One of the most important measures we can take to prevent the spread of the coronavirus is to maintain a distance of 1.5 metres from each other. To be able to put this into practice, we need to know how people move around and how this changes over time. We are studying our own campus to gain insight into this.
Where and when do you need to take measures to reduce crowding, and just how effective are they? A special network has been installed on the TU Delft campus to provide answers to these questions. Sensors in the network convert visual information into privacy-proof data, showing pedestrians and cyclists as moving dots. This information is combined with publicly available data such as the opening times of bridges and real-time locations of trains, buses and trams.
The combined information is visualised in the Campus Mobility Dashboard, a digital twin of the university campus. This 3D model uses heat maps (colour coding) to indicate how busy it is at a certain location, for example. In the current situation, this lets the campus management know the extent to which maintaining 1.5 metres social distancing is feasible, and it flags up critical locations. This information can be used to initiate measures, ranging from advice to take different (less busy) routes, to travel at a different time or use an alternative mode of transport, to changing lecture timetables or implementing one-way traffic on cycle paths.
Besides flagging congestion, the system is ultimately intended to make predictions about movements and crowding on campus, both short-term (15 minutes ahead) and long-term (days, weeks and months). Methods already exist that use technology such as artificial intelligence and machine learning to successfully predict traffic flows for car traffic. The researchers will now be trying out these methods on far more complex processes such as pedestrian and cyclist flows and flows within public transport.
Insights into behaviour and perception
Such predictions require more insight into human behaviour, which is why the study also focuses on the question of how pedestrians and cyclists move in relation to each other, how people behave in crowded areas, and the extent to which they are willing to use public transport. Changing norms play a role in this as well. Covid-19 is changing the way people perceive crowding: not only the average amount of crowding plays a role, but also the distribution of people throughout the space. How do people respond to this? Do they take quieter routes, or avoid using public transport? And how do measures and advice influence this behaviour? And how can we capture this behaviour in mathematical models?

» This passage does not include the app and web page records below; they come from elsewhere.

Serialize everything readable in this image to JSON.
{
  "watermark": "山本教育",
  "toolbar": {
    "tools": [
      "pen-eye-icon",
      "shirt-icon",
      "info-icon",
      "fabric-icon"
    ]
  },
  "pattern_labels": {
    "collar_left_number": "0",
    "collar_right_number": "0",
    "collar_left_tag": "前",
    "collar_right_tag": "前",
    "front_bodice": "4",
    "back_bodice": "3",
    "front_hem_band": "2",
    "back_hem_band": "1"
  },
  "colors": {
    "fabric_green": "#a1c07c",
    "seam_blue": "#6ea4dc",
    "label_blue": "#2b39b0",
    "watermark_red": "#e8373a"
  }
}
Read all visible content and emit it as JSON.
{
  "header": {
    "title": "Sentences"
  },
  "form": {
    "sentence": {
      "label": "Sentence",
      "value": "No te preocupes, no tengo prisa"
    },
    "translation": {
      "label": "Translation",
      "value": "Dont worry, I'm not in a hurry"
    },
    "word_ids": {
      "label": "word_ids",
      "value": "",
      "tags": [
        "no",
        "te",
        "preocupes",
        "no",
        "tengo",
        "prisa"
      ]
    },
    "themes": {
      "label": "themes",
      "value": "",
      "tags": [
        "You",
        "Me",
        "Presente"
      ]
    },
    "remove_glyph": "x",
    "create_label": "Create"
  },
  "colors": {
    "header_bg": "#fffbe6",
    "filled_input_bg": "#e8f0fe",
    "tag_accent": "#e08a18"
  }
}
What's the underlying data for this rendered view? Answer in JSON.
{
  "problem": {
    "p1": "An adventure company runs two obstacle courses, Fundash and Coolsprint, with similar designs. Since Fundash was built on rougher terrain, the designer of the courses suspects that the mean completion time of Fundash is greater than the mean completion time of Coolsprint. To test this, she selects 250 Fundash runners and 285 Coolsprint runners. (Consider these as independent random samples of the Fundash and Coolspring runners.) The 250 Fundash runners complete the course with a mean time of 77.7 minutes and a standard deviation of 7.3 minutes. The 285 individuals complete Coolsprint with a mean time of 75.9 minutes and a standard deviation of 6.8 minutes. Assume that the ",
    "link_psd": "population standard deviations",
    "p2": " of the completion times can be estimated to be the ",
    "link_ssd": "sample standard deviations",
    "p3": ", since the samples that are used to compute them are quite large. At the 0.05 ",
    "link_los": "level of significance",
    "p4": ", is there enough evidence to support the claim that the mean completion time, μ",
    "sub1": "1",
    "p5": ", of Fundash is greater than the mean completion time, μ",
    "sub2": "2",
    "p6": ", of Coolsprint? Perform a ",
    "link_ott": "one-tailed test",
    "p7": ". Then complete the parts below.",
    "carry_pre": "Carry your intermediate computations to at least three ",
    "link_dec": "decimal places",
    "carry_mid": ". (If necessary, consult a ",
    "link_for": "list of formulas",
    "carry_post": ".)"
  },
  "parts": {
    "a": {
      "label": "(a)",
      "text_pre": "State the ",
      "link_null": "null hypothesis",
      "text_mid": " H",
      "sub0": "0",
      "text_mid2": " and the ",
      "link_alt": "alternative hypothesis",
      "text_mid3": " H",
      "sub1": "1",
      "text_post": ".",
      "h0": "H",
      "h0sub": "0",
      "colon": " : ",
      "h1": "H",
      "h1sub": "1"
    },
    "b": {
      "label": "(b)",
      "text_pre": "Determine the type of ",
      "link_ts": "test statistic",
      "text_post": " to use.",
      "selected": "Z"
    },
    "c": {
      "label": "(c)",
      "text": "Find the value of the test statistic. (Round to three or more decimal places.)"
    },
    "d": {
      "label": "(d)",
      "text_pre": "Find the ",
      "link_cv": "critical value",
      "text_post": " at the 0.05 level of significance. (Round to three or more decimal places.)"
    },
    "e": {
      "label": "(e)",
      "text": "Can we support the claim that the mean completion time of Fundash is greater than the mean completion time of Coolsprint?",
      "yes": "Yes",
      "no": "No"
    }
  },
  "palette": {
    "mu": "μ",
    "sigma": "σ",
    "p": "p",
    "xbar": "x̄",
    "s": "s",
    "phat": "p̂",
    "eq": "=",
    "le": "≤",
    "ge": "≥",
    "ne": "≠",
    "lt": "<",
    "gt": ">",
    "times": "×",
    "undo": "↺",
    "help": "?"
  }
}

Of course, knowledge about mobility is not only useful during the current pandemic but will continue after this as well, for example when calculating new spatial and mobility plans. This is why in the future the sensor network needs to grow into a fully-fledged Mobility Lab for scientific research. For this, we are working on developing new and cheaper sensor technology that will provide reliable measurements.
An associated issue is being able to optimally combine various data sources in order to extrapolate more accurate information (data fusion). This is a tricky task, given the diversity of data from the various sensors, yet it can potentially lead to a higher quality of information and also generate new information. For example, combining data from public transport companies with information from the sensors could enable us to make more accurate estimates of the occupancy of buses serving the campus.